By design and by luck, Mark Buehrle built his baseball career on comfort.
He rose without resistance through the minors (1½ years!) and wasted no time acclimating himself to the big leagues. He peaked early, but he stalled his decline just as swiftly, maintaining his "above-average innings-eater" status for the last several years. During this time, he pitched a no-hitter, followed by a perfect game two years later. He's won four consecutive Gold Gloves. He's been virtually the same pitcher every year since 2007, except with varying highlights. And all after he won a World Series ring.
That's a pretty sweet life, and it's understandable why he wouldn't press his luck. He chose familiarity when he signed a below-market deal in 2007 to remain in Chicago, even though he didn't get the full no-trade clause he sought. When he decided to search for bigger deals after the 2011 season, he didn't enjoy it very much. But he and his family had a close relationship with Ozzie Guillen, so that -- and $58 million, of course -- was enough to lure him to Miami, even though the Marlins don't offer no-trade protection.
But many creatures migrate to Florida for the twilight of their years, and Buehrle was no exception.
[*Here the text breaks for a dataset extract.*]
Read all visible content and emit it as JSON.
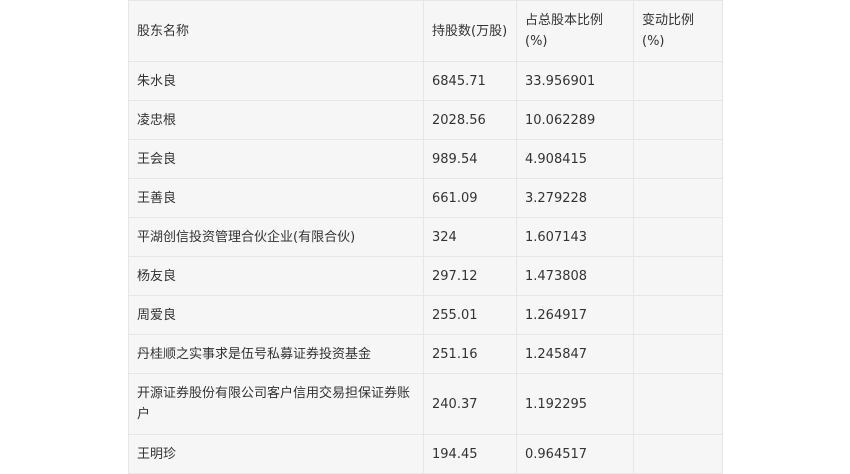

His move to the National League was a natural one, since his repertoire stood a good chance of befuddling the weaker league for years, helping to pad his win total and boost his Hall of Fame case.
Little did Buehrle know Jeffrey Loria had designs on pulling callous rope-a-dope with his backloaded contract, as well as the one Jose Reyes signed. On Tuesday evening, the Miami Marlins arranged to send Buehrle, along with Josh Johnson, Jose Reyes, John Buck and Emilio Bonifacio to the Toronto Blue Jays in a salary dump that has the entire baseball world shaking its head. As Rany Jazayerli summed up in a tweet:
MIA paid Reyes & Buehrle $16M COMBINED in 2012 and are now trading them for a boatload of prospects. It's brilliant, in a horribly evil way.— Rany Jazayerli (@jazayerli) November 14, 2012
Given the guys Miami will receive once this megadeal goes through, I would hesitate to call the return a "boatload of prospects." But the point stands that Loria found a way to pay Buehrle and Reyes well below what they were worth, and then dealt them for more guys they wouldn't have to pay.
As a result, the approval of the trade will put Buehrle in foreign territory, and not just geographically.
When Buehrle moved to Florida, he had to live outside of Miami-Dade County due to its ban on pit bulls. When voters decided to preserve the 13-year-old breed-specific ban, he made his displeasure known:
Buehrle and his wife, Jamie, were forced to settle in Broward Country instead of Dade because of their love of Slater, their 2-year-old pit bull. They have been outspoken critics of the law and did a public service announcement on behalf of pit-bull owners.
"I'm not too happy with it. Obviously, with the work my wife's done, not just her, to try to get it changed,'' he said. "We need to continue teaching people about pit bull breeds. There's a lot of ignorance out there.
"Unfortunately, it didn't happen this time, but we've made progress and are headed in the right direction. We want to educate people to realize that it's not really the dog, it's the owner who should be responsible.
"It's frustrating, but we're going to continue.''
If he thought a 45-minute commute to the ballpark was inconvenient, it'll be interesting to see how he handles Ontario's seven-year-old pit bull ban. At that point, his nearest pit bull-friendly option is Buffalo, which is two hours away. At least his backloaded contract would allow him to feed his monster truck with gas that costs $1.20 more per gallon than what he paid in Florida.
His baseball environs may prove to be equally inhospitable. Buehrle would move from one of baseball's stingiest home run park to Rogers Centre, which has given up bunches in recent years. His home run rate was its highest since 2006, although he compensated by allowing fewer hits and walks overall, so the uptick in gopher balls might be the result of challenging hitters more often. He made his name pitching at U.S. Cellular Field, so he's not going to cower at the prospect of closer fences.
Setting aside the park, he'll face stiffer competition in an AL East that he's found challenging at times. Here's how he fared against what would be his new divisional opponents over his last three years with the White Sox:
|Boston Red Sox||1-1||3.81||4||26||34||2||7||15|
|New York Yankees||0-3||6.95||4||22||36||6||6||9|
|Tampa Bay Rays
Buehrle comes back to the American League with even less on his fastball and cutter, so he'll have to be even craftier than usual.
But we know all of this, because the Pitch f/x data says he's always on the verge of sudden decline. He built the second half of his career on a fault line, but he may never face the consequences of it, because he's special.
I'm far more interested in how he handles an unprecedented amount of turmoil around him. For the first time in a long time, Buehrle won't have his choice of surroundings or coaches. It's quite possible nothing will harsh his mellow, but this should put the elasticity of his baseball being to the test.